“Mountain Bikes became the dominant bikes in America. Sales tripled every year from 1980 onwards in to the 1990’s—to the point by 1987 in America, road bike sales were eclipsed by mountain bike sales. It was huge. Mountain bikes actually helped to get more people on bicycles in America than the 1890s (the previous height of bicycle usage in America). Here was a bike that was upright, with a comfortable saddle; it lent itself much better to getting around than a road racing, or racing-style bike.

Out of the Woods and Back into Town

Joe began building road racing frames in 1974. In 1977, he built his first ten Breezer mountain bikes. Joe has a very well equipped shop in his house, and he’s fanatical in his attention to precision and detail.

“So I took the next step,” continues Breeze. “In 1995 Shimano came out with their Nexus 7 internal hub. This hub had a wider range and closer ratio than their old three-speed internal hub. I tried it, and I really liked it. I was just really floored by the performance. As a Cat 1 racer from the 1970’s, I really wanted performance in whatever bike I rode.”

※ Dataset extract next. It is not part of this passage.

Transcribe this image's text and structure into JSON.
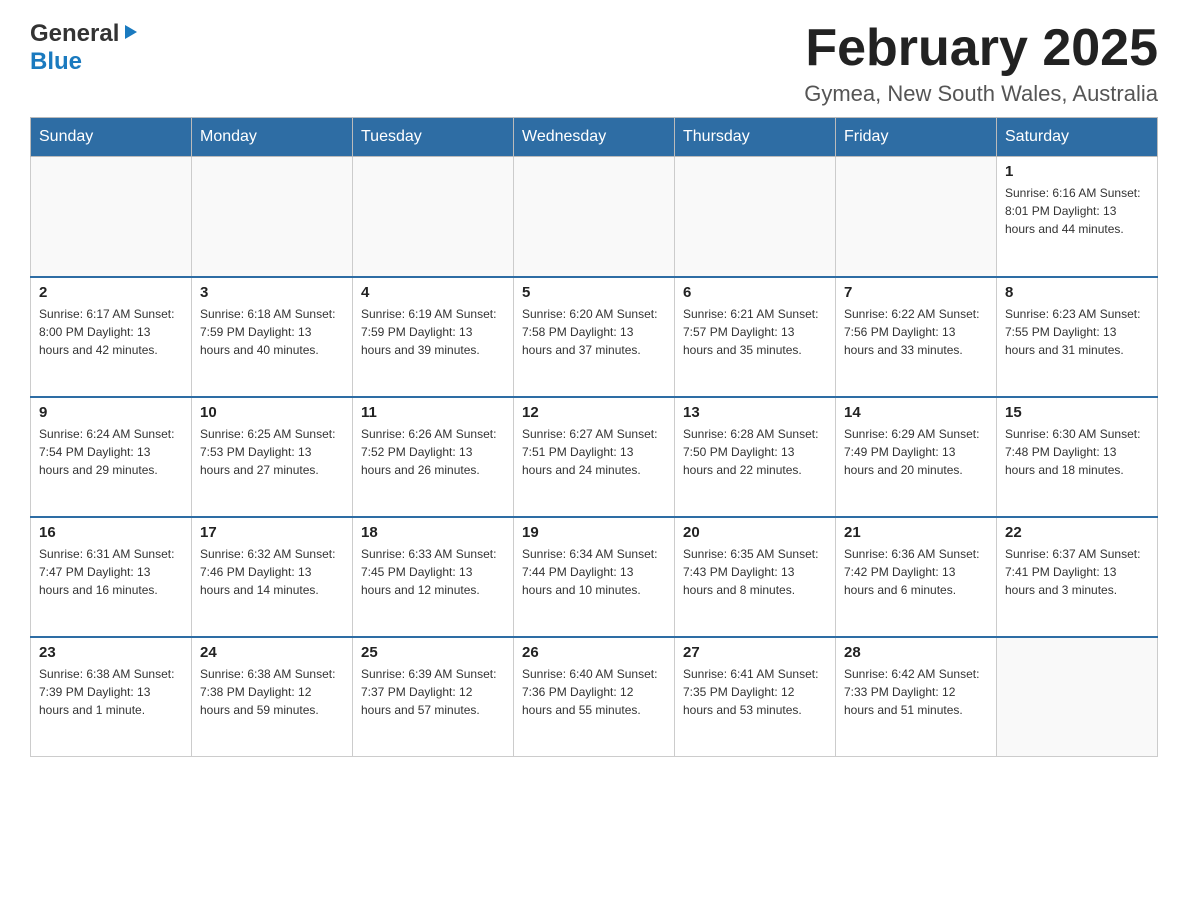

“In 1996, I came out with the ‘Ignaz X’. This was my first foray into transportation bikes. ‘Ignaz’ came from ‘Ignaz Schwinn’, the founder of Schwinn, and the ‘X’ was from ‘Excelsior’, which was one of the better Schwinn balloon-tired bikes of the day. I put on the Shimano hub, and a few other concessions to modern-day life. It had a chain guard. You could use it to get around town and in your busy life. I actually wanted to build a line of bikes around that hub—it was that good.”

“It was my metaphor for ‘out of the woods, and back into town’”.

“Also about this time the whole cruiser bike thing was starting to happen; the Ignaz X was a sort of a poser bike. What I saw as the real deal was the European town bike – but that was too laid back with not enough performance. In 1997 I got a couple of Specialized Globes – they were just winding down production – they couldn’t sell them. I was generally getting around on a road racing bike, or a mountain bike – with a backpack and separate lights, and fenders – and it wasn’t until I had all of that stuff on the bike that it hit me how silly it was to grab all of these different things. It really hit me – having a bike that was fully equipped was the solution. It was liberating to not have to ride with a backpack – there was no sweaty back, etc. When you have a fully equipped bike engineered for the job, it’s so easy!”





“In Washington, DC there were two patent offices–one for bicycle patents, the other for everything else. In Manhattan in a one-mile radius, there were 80 bicycle shops.”